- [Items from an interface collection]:

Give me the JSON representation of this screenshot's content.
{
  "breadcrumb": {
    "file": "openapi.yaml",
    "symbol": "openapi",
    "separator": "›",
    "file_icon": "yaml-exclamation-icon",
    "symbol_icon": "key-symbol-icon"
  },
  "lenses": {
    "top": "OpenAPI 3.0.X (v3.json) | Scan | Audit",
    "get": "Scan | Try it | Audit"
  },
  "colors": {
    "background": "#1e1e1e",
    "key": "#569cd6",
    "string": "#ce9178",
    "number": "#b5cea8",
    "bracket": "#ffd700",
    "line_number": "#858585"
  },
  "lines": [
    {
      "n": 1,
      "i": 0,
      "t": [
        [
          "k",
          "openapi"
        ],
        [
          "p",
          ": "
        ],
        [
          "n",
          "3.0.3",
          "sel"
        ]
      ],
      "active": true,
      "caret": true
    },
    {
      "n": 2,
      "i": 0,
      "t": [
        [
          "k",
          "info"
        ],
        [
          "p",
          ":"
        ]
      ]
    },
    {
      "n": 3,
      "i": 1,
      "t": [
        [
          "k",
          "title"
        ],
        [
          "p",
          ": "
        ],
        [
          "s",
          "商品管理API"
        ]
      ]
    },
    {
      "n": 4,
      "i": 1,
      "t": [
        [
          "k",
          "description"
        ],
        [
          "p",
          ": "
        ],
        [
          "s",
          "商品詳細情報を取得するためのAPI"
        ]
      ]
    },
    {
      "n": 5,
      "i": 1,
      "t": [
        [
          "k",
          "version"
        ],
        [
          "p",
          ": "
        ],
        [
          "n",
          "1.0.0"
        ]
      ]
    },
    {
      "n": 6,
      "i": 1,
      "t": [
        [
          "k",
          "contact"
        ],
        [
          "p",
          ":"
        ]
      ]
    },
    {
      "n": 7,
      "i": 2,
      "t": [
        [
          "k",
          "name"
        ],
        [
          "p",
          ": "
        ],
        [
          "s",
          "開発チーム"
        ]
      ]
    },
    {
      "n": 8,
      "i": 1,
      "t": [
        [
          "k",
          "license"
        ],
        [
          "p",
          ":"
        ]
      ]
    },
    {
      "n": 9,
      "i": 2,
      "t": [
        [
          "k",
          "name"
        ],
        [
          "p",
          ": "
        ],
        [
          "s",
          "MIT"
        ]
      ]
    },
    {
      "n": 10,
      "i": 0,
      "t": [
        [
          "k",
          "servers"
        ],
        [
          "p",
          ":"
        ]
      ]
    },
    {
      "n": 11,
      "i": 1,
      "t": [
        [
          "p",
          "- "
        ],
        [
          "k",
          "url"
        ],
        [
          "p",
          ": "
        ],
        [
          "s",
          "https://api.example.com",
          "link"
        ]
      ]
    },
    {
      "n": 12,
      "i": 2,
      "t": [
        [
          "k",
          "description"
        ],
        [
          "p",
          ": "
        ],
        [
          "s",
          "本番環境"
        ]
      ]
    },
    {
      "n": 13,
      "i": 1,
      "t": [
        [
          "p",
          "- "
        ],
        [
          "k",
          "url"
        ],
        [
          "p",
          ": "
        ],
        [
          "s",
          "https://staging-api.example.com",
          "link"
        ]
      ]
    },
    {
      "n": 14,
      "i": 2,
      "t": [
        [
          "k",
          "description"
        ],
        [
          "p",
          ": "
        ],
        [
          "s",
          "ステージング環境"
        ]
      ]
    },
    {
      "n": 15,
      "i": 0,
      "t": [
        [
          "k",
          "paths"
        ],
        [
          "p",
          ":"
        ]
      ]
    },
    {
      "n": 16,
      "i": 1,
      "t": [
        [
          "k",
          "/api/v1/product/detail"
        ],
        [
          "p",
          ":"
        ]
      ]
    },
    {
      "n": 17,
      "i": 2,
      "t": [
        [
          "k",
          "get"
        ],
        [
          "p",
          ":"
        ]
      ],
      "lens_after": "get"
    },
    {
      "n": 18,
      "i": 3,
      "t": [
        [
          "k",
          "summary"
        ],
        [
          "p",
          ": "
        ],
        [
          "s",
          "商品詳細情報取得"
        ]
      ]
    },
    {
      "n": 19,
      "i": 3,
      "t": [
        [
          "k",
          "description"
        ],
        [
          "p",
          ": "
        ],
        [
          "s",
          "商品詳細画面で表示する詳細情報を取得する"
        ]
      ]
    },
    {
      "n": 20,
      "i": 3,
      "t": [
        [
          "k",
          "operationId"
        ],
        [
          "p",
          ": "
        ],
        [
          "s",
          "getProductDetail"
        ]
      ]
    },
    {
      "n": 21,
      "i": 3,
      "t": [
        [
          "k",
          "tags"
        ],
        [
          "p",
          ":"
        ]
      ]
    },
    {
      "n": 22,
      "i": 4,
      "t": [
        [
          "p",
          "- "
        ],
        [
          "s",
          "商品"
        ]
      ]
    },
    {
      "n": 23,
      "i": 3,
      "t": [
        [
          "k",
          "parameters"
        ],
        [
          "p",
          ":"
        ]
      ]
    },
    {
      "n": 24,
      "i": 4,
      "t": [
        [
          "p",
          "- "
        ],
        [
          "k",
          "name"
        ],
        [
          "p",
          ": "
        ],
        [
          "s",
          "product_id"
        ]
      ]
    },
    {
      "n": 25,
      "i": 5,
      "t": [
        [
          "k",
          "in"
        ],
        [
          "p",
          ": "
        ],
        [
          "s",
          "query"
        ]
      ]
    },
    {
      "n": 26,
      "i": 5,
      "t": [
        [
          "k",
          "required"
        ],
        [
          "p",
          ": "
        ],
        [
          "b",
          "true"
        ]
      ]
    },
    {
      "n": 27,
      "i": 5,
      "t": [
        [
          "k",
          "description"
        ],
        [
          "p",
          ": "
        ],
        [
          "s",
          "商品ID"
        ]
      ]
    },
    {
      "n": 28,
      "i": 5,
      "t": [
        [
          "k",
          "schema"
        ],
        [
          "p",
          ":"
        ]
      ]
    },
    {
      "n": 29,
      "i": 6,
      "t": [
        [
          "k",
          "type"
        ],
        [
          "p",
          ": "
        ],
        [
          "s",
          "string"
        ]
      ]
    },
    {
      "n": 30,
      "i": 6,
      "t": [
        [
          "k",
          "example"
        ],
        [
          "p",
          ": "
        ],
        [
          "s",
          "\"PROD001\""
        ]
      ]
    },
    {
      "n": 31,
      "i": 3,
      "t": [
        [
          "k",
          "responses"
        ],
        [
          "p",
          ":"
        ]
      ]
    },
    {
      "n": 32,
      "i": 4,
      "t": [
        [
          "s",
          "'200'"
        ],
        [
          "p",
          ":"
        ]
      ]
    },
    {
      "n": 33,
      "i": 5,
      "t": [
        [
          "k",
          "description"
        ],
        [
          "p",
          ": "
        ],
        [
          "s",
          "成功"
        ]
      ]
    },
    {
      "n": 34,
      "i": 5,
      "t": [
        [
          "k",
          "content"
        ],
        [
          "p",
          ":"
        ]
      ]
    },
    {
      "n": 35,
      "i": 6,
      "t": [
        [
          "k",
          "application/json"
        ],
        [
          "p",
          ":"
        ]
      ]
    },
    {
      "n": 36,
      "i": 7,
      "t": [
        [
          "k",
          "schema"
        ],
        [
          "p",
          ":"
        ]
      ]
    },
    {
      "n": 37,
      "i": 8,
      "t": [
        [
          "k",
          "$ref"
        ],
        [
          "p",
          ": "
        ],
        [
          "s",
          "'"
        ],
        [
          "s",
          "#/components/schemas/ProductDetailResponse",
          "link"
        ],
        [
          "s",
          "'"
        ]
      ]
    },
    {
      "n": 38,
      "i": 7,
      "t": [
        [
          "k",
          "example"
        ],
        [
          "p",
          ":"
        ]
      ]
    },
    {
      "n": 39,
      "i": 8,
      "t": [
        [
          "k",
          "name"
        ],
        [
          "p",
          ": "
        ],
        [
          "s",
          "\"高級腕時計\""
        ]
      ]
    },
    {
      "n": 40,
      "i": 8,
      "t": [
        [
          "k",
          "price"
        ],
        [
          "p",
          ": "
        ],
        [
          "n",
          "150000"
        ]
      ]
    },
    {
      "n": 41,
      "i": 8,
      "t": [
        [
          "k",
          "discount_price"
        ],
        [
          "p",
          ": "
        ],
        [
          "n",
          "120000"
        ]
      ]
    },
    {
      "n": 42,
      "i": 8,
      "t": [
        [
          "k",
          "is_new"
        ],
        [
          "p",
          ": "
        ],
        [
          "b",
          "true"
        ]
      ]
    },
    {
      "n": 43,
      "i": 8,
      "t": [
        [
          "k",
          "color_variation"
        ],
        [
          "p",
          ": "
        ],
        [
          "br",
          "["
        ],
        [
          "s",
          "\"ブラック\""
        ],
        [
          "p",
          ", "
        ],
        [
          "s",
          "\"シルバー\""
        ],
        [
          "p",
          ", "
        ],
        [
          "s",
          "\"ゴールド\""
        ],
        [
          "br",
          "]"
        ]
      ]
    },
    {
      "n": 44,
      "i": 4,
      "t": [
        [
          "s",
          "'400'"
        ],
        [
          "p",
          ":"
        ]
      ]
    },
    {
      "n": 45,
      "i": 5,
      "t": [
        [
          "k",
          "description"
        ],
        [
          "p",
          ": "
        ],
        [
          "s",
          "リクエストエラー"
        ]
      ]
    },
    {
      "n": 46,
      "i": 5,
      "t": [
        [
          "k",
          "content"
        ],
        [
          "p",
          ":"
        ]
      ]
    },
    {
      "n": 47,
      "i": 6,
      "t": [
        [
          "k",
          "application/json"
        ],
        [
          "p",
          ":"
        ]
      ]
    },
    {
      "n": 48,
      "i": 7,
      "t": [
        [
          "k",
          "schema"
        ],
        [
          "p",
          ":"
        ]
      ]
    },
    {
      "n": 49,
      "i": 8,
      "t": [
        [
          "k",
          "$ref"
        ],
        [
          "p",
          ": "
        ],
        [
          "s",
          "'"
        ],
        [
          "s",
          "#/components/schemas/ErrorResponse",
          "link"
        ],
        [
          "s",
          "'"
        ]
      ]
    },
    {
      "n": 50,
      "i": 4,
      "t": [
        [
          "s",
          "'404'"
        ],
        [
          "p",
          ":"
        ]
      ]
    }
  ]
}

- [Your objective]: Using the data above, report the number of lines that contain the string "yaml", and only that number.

- [Problem solution]: 2